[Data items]
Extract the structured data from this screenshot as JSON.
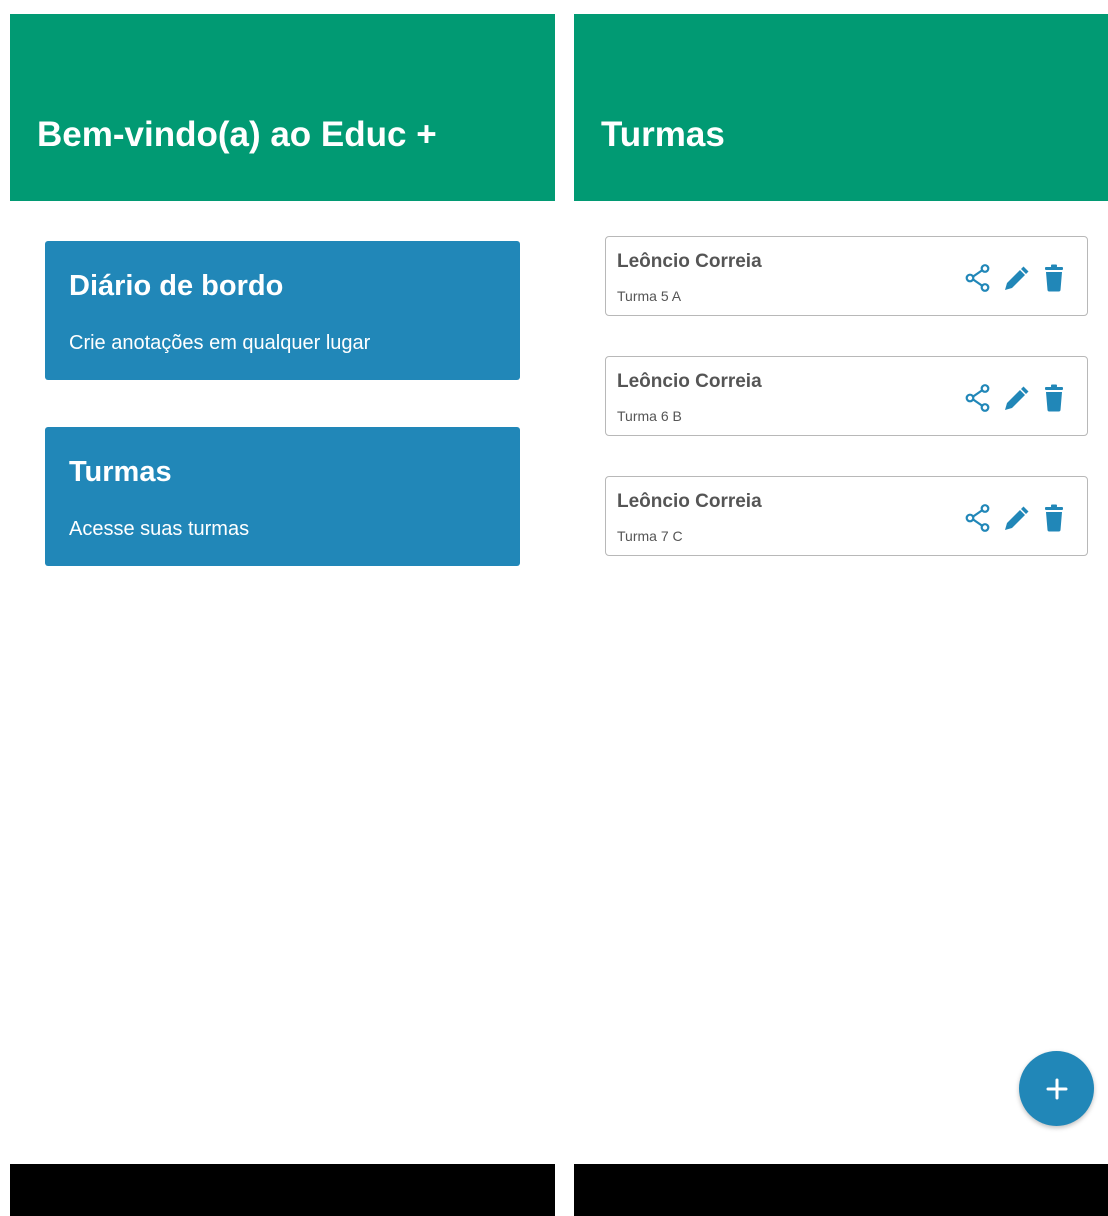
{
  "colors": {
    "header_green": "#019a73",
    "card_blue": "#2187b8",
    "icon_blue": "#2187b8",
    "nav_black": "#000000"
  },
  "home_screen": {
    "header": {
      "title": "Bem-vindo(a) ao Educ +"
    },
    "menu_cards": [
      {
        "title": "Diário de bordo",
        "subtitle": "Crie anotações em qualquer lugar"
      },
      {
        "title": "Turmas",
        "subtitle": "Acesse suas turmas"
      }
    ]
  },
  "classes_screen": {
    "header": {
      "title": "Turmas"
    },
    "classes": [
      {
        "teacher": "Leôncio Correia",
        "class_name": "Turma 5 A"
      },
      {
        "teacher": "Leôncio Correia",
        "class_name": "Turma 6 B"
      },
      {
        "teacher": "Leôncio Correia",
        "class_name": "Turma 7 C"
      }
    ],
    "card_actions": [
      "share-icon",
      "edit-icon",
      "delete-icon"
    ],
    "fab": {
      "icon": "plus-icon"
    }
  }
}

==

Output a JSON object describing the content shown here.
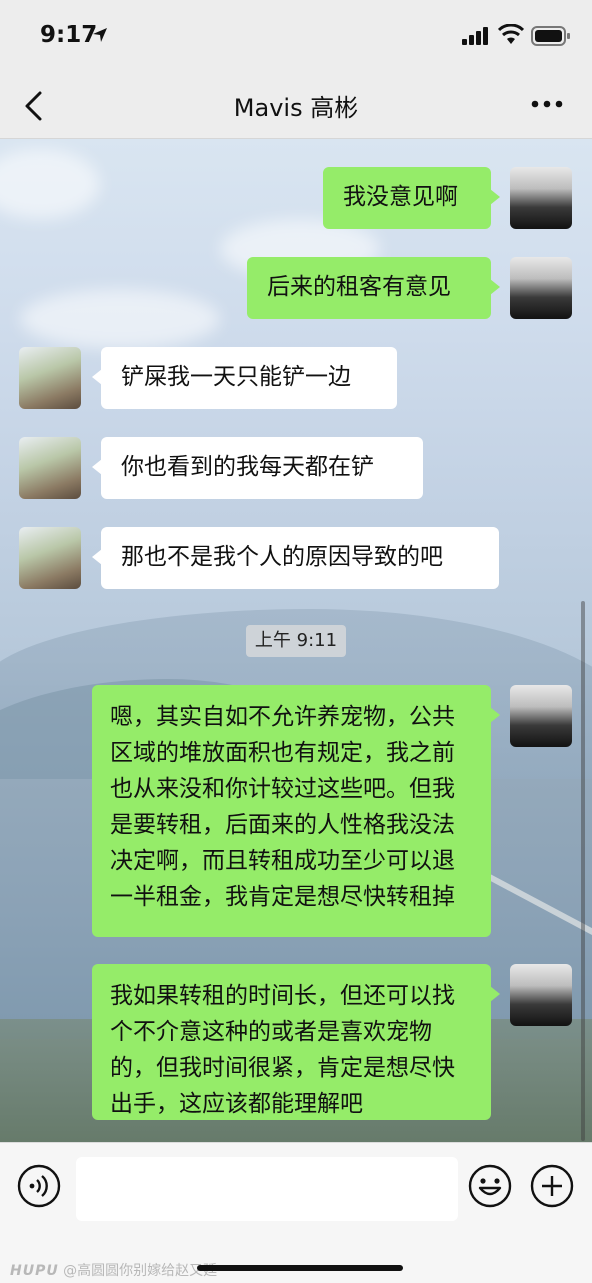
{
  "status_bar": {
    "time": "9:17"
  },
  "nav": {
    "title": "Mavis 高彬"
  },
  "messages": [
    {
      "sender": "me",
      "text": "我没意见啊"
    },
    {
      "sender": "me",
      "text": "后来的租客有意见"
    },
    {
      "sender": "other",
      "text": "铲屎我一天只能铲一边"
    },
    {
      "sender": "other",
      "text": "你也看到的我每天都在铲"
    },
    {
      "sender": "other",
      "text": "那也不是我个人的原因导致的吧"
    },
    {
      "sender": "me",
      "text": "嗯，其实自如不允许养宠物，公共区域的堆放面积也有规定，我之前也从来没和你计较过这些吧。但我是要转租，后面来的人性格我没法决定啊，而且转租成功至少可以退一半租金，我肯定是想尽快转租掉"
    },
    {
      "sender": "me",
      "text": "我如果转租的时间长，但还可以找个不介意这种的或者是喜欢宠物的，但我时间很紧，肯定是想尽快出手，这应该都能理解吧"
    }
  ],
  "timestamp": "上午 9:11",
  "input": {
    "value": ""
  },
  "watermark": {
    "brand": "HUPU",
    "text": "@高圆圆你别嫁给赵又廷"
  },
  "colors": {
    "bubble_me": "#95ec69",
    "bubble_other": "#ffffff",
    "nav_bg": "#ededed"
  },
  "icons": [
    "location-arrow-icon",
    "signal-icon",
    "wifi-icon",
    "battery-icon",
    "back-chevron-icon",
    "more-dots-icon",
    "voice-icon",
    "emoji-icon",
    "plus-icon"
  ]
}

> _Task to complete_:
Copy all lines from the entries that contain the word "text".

> _Response to the exercise_:
      "text": "我没意见啊"
      "text": "后来的租客有意见"
      "text": "铲屎我一天只能铲一边"
      "text": "你也看到的我每天都在铲"
      "text": "那也不是我个人的原因导致的吧"
      "text": "嗯，其实自如不允许养宠物，公共区域的堆放面积也有规定，我之前也从来没和你计较过这些吧。但我是要转租，后面来的人性格我没法决定啊，而且转租成功至少可以退一半租金，我肯定是想尽快转租掉"
      "text": "我如果转租的时间长，但还可以找个不介意这种的或者是喜欢宠物的，但我时间很紧，肯定是想尽快出手，这应该都能理解吧"
    "text": "@高圆圆你别嫁给赵又廷"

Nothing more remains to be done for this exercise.